It’s day one of the Australasian Diabetes Congress (#19ADC) which is being held in beautifully sunny and shiny Sydney over the rest of this week. Once again Diabetes Australia has brought together a team of diabetes advocates and bloggers to provide real time, on the ground updates from the Congress, which is a brilliant way for people with diabetes not here to keep updated on the sessions, latest research and new tech that is on display.

I have spent a lot of my advocacy life talking about the value of having people with diabetes at this sorts of healthcare professional events. I’ve defended our right to be here until I have turned blue in the face. I have said the words ‘Nothing about us without us’ so frequently that people have asked me if I coined the phrase (of course I didn’t – others have been saying this for years longer than I have). I have challenged people who have said that this conferences are a safe place for HCPs to talk amongst each other without concern that PWD might misinterpret what they are saying. We belong here – it is as much a place for those of us living with diabetes as it is for those working in diabetes.

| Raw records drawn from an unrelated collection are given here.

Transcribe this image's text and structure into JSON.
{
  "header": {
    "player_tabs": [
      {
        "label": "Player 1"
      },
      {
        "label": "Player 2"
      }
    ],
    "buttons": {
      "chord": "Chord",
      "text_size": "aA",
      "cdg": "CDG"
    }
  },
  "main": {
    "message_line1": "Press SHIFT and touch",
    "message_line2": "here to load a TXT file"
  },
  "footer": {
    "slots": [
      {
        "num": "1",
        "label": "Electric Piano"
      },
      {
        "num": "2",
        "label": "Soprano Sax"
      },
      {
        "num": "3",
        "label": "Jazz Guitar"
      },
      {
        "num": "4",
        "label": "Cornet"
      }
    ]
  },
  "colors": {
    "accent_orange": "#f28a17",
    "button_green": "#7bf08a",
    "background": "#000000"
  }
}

Yesterday I was involved in two events – I gave a talk with Grumps at the Roche Educators Day (#RED2019), and then we co-facilitated the Ascensia Social Media Summit (#OzDSMS) – and there was a lot of talk about the importance of people with diabetes at events like this. I’ll be writing about both these sessions later on, but for now, I want to share a comment that came out of the Ascensia event when we were talking about what advocacy means and why we need to be present in all diabetes discussions. Kim Henshaw spoke about the importance of PWD being advocates and I think this just nails it.

The lived experience is critical for people to understand what diabetes is all about. It was so refreshing to hear Diabetes Australia CEO, Greg Johnson, say I’m a real believer in the power of the person with diabetes telling their story. It’s not just about organisations doing it, it’s about individuals doing it in all sorts of ways.’ 

This is why it makes sense to have us at these conferences. Our insights, ideas, thoughts and knowledge and expertise is valuable. That’s why we’re here.


My flights to attend ADC were covered by Roche Diabetes Care Australia. Thanks to the Australian Diabetes Society and the Australian Diabetes Educators Association for providing me (and the other #DAPeoplesVoices) with a complimentary press pass. My accommodation and all other costs have been covered by Diabetes Australia (which is where I work). My words here and in all my tweets and other social media activity are mine and mine alone. I’m trying really hard to not be sweary and these efforts should be rewarded with chocolate.